News & Media

Addington attentive to Stewart's needs before, during race

June 25, 2012, Mark Aumann,

SONOMA, Calif. -- Crew chief listens to driver to improve the car, then adjusts late-race strategy

One of the secrets to being a good crew chief is being a good listener, and Steve Addington proved Sunday that he's adept at both.

After Stewart struggled all weekend and qualified 24th, Addington heard what Stewart had to say about the car and suggestions that might help the No. 14 Chevrolet find some speed. Then he paid attention to the voice of experience in his mind, the one telling him late in the race that he needed to deviate from his original two-stop strategy.

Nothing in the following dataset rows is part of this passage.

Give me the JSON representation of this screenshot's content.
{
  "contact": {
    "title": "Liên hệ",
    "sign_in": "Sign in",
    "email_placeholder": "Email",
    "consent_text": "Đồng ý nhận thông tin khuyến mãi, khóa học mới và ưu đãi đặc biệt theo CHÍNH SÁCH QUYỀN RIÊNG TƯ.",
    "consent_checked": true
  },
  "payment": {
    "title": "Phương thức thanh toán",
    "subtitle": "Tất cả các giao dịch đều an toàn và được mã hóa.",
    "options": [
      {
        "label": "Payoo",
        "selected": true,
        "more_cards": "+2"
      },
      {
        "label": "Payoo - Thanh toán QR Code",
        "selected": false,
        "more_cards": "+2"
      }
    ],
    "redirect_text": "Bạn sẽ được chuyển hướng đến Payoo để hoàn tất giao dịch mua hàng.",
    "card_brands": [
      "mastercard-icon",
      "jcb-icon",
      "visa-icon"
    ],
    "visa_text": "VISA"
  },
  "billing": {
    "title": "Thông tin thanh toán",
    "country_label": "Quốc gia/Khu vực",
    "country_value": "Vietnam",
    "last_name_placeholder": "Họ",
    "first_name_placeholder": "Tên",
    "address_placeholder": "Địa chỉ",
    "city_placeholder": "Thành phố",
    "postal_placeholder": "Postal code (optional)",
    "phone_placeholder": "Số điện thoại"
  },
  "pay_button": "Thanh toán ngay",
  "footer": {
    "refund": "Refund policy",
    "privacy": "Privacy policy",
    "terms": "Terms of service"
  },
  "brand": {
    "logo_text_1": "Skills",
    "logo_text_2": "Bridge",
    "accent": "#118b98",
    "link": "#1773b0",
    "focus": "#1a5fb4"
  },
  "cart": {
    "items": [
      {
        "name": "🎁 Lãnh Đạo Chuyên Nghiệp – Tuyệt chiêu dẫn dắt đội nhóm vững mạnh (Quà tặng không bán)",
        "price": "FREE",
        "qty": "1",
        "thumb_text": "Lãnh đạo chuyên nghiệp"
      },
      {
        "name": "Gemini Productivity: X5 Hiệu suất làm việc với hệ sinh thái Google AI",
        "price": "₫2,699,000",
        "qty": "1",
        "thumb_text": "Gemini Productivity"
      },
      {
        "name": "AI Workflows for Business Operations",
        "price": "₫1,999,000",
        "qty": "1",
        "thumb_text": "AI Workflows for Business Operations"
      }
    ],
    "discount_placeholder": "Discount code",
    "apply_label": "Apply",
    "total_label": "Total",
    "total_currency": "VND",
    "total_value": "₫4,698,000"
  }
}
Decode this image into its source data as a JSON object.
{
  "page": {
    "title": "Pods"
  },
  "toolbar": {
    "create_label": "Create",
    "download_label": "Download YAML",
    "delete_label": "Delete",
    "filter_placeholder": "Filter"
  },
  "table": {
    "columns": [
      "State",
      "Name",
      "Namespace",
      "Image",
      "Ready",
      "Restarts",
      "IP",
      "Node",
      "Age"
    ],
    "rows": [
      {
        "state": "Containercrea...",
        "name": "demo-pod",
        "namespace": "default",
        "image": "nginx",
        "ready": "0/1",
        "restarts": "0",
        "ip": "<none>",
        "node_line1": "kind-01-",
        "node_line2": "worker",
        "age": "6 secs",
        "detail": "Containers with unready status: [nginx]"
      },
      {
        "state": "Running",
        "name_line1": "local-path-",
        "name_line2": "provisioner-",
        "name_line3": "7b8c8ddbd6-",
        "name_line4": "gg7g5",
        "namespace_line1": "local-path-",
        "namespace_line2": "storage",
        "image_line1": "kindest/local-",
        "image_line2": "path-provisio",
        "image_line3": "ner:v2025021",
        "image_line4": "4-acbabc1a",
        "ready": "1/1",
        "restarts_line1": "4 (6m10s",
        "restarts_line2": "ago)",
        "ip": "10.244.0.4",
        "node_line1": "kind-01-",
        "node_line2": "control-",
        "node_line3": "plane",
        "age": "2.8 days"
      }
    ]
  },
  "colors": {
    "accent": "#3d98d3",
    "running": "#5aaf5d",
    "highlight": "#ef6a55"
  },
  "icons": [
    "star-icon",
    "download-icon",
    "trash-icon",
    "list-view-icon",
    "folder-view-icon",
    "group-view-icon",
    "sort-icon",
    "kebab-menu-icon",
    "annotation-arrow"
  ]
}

"I just try to pay attention to what the driver's telling me and what I feel like [the car] needs."


"I just try to pay attention to what the driver's telling me and what I feel like [the car] needs," Addington said. "I've had great groups of people around me at the time, too, to help me with direction when I have an idea."

Stewart came home second behind Clint Bowyer, giving Addington his third finish of first or second in the past five races on the 1.99-mile, 11-turn Sonoma road course -- all with different organizations.

Last year, Addington was on the pit box for Kurt Busch's dominating win for Penske Racing. In 2007, he orchestrated a 30th-to-first run for Kyle Busch at Joe Gibbs Racing.

"I am really proud of Steve Addington and the guys," Stewart said. "They really worked hard the last two days. We just couldn't get happy with it on Friday or Saturday, but they got a car [Sunday] that was really, really good.

"We started too far back, but I think myself and Brian Vickers probably had two of the best cars. Obviously [Kurt Busch and Clint Bowyer] were really strong all day, too."

Addington's original idea was to work the fuel mileage game and finish the race with just two stops. Stewart executed that game plan to perfection, getting 34 laps out of the first tank of fuel and 38 more from the second.

But because the race ran without a caution that entire time, Stewart found himself in something akin to "one step forward, two steps back." Even though he steadily moved through the field, he found himself losing ground to the leaders.

Stewart eventually broke into the top 10 by Lap 50 and was hovering just outside the top five, but he was running more than 20 seconds behind.

"When you're starting outside of the top 15 or so, it's hard to make up time," Addington said. "Tony did a great job driving up through there like that to the top 12 there on that first run. We were making up time, but the leaders just had gotten away from us.

"So we had to do what our car would allow us to do [Sunday]. That's what the game plan was. You get farther behind on green-flag stops because you lose track position. But we had to do what we had to do."

Compounding the situation was that the car's full tank didn't fill completely on what should have been Stewart's final stop. Now he knew he needed a break.

* Press Pass: Stewart talks about fortunate misfortune

That came in the form of the race's first caution, when Tomy Drissi slapped the wall in the esses on Lap 82. Not only could Addington call Stewart in to make sure he had enough fuel to get to the finish, but also he could use the opportunity to give him new tires.

"We were in a position there that there weren't that many cars on the lead lap," Addington said. "I figured that every one of them was coming in because tires were important. And we had eight laps on those things, so we decided to put four fresh ones on it and try to win the race."

Instead, the top six cars stayed out. Now Stewart had everything working in his favor: a fast car and the leader in his sights.

"We just had eight or 10 laps fresher tires than those guys," Stewart said. "We still had to fight our way through there. We had a really good car. We just took all day to get the track position."

Stewart had worked his way into third when the day's second and final caution came out for a two-car spin in Turn 7, setting up a green-white-checkered finish. After the restart, he was able to get past Busch's wounded car, but Bowyer was too far in front for him to chase down in one lap.

"To end up running second like this is just a really good effort for all of our guys," Stewart said. "I'm really proud of Steve Addington [because he] never gave up this weekend. Nobody ever gave up on trying to find something that was going to be a little bit better."